Which of the lines in the data mention the string "BİLET"? List them all.

• The data
◆ ◆ ◆ ◆
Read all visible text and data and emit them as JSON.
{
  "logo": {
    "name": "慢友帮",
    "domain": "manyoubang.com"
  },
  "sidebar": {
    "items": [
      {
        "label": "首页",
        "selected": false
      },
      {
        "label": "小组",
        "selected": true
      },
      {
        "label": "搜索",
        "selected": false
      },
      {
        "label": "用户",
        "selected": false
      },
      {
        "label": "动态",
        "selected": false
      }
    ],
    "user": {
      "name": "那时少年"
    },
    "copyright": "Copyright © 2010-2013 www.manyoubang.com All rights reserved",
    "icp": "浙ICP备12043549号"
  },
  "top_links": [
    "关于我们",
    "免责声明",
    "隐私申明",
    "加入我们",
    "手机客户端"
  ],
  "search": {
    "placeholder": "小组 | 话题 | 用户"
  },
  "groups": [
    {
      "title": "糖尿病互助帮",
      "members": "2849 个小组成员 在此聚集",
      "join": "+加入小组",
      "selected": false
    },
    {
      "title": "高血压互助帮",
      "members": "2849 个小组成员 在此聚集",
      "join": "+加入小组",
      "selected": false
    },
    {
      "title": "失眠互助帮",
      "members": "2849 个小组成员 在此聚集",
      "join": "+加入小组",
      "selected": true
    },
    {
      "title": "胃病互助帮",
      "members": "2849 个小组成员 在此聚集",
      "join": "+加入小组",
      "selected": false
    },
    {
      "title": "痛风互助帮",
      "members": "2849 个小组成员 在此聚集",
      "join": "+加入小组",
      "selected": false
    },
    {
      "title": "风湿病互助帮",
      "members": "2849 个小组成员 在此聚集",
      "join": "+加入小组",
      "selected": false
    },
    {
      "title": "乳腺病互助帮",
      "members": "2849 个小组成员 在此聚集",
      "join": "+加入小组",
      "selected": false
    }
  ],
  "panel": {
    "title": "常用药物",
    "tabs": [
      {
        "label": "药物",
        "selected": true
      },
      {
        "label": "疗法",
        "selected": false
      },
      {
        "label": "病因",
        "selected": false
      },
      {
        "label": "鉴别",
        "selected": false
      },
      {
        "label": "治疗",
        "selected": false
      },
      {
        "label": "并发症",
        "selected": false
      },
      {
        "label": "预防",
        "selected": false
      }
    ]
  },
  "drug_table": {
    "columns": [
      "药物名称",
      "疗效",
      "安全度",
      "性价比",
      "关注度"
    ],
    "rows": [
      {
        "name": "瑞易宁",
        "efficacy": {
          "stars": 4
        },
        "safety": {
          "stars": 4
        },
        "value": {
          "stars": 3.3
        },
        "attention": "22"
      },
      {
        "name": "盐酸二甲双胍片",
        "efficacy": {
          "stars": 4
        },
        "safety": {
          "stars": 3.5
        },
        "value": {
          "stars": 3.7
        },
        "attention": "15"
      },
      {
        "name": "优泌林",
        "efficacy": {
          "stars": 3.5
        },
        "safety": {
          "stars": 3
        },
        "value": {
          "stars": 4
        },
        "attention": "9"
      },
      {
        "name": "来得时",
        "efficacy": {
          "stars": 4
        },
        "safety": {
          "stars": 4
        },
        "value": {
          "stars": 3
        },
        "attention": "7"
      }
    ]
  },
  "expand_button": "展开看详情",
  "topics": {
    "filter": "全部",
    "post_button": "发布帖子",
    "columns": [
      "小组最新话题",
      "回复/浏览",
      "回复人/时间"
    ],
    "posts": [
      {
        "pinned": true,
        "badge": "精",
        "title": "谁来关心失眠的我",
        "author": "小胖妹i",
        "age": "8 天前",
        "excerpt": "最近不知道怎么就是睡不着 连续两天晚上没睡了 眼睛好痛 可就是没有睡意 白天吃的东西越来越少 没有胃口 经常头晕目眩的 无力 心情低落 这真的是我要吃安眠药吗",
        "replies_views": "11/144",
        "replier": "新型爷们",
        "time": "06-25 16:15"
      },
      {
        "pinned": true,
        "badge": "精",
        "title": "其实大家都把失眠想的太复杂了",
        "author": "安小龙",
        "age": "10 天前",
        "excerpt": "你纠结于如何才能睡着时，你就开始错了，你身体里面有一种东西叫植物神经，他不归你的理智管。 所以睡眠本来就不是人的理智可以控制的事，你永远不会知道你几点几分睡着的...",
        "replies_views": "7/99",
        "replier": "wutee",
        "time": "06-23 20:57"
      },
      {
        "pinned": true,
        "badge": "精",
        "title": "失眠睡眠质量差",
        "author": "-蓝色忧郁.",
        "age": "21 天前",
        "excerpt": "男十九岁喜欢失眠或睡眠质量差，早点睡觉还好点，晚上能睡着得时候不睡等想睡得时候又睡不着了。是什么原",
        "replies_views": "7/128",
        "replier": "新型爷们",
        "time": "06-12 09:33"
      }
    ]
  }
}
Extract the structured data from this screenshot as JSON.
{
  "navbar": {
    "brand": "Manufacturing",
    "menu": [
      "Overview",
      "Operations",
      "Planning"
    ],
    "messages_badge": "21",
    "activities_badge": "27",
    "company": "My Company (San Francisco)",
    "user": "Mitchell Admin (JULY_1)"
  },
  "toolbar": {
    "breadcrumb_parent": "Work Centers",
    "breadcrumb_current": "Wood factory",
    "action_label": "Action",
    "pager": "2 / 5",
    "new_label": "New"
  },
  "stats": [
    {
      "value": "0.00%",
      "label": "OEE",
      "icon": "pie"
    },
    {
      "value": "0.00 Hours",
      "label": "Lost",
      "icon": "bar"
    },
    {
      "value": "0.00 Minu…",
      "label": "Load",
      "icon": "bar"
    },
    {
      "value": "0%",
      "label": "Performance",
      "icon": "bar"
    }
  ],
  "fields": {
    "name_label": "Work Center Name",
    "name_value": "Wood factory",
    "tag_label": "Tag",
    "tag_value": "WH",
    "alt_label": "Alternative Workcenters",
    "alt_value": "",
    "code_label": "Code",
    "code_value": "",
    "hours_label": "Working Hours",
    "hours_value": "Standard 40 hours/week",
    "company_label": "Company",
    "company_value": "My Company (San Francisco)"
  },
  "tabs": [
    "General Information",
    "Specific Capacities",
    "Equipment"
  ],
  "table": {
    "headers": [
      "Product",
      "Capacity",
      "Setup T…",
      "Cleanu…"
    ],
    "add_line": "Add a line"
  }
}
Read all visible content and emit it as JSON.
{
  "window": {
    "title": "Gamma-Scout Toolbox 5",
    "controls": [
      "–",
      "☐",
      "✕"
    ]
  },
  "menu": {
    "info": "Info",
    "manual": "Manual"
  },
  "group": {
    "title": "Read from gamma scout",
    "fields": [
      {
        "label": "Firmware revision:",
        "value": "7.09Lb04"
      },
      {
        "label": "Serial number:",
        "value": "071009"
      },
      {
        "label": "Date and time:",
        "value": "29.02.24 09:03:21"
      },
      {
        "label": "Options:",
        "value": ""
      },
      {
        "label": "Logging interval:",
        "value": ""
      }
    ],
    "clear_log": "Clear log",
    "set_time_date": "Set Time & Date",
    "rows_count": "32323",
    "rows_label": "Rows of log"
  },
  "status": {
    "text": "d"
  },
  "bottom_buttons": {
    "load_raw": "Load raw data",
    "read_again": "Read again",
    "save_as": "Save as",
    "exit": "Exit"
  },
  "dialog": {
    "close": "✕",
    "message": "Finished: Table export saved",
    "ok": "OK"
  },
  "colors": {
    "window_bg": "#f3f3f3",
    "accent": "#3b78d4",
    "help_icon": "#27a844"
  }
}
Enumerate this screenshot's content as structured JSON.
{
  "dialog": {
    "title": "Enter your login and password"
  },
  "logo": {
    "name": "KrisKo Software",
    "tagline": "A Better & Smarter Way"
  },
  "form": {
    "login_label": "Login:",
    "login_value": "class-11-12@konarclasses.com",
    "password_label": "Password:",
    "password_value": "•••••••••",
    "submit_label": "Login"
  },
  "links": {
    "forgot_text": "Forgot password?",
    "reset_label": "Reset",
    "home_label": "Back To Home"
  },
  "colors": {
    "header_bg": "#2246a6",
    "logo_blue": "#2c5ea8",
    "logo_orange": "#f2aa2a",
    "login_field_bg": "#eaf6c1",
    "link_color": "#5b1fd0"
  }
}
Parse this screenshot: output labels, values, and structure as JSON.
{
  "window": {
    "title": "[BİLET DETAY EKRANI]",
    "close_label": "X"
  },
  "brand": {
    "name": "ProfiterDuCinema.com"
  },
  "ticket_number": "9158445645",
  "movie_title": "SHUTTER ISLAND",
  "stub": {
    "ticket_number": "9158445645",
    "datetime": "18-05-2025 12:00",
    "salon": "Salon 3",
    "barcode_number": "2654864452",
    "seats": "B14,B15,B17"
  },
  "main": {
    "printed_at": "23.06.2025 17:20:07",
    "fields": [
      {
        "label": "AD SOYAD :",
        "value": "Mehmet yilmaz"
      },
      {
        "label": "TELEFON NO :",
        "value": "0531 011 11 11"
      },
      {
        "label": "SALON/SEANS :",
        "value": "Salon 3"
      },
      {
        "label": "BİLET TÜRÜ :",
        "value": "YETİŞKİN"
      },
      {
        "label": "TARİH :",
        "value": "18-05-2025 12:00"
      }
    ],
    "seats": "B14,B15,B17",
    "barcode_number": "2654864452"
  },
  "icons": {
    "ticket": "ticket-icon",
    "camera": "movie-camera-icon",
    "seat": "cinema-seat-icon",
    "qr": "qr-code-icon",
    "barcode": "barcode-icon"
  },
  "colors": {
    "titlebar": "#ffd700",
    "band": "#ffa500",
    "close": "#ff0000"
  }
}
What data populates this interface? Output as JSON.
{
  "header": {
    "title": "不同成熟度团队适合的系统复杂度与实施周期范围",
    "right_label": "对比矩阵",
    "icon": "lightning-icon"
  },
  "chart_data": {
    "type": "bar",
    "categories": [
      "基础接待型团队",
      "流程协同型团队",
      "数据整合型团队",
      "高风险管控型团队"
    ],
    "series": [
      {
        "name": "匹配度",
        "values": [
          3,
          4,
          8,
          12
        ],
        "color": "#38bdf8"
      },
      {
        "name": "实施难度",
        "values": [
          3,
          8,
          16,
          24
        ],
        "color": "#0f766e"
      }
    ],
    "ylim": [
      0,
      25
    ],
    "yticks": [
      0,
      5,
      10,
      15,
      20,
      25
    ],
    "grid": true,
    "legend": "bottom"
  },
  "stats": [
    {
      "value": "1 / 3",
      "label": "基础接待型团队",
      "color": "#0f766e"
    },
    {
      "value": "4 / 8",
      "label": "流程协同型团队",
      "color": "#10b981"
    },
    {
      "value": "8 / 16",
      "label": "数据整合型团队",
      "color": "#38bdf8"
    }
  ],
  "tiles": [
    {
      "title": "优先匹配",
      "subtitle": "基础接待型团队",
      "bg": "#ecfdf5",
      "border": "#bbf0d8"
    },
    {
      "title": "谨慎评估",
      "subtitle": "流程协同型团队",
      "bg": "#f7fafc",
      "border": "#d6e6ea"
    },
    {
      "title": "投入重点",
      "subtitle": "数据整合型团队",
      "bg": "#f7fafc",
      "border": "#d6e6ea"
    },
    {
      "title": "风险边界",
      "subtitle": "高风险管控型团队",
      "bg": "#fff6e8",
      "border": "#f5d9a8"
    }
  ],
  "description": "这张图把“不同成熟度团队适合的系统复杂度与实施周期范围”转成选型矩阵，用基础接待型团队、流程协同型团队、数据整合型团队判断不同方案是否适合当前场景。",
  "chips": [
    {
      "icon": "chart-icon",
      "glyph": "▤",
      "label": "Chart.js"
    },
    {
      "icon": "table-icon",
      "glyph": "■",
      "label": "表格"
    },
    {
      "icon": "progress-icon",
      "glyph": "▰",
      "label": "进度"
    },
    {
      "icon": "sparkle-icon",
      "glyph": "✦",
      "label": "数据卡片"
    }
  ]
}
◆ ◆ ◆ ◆
• Exercise answer
    "title": "[BİLET DETAY EKRANI]",
        "label": "BİLET TÜRÜ :",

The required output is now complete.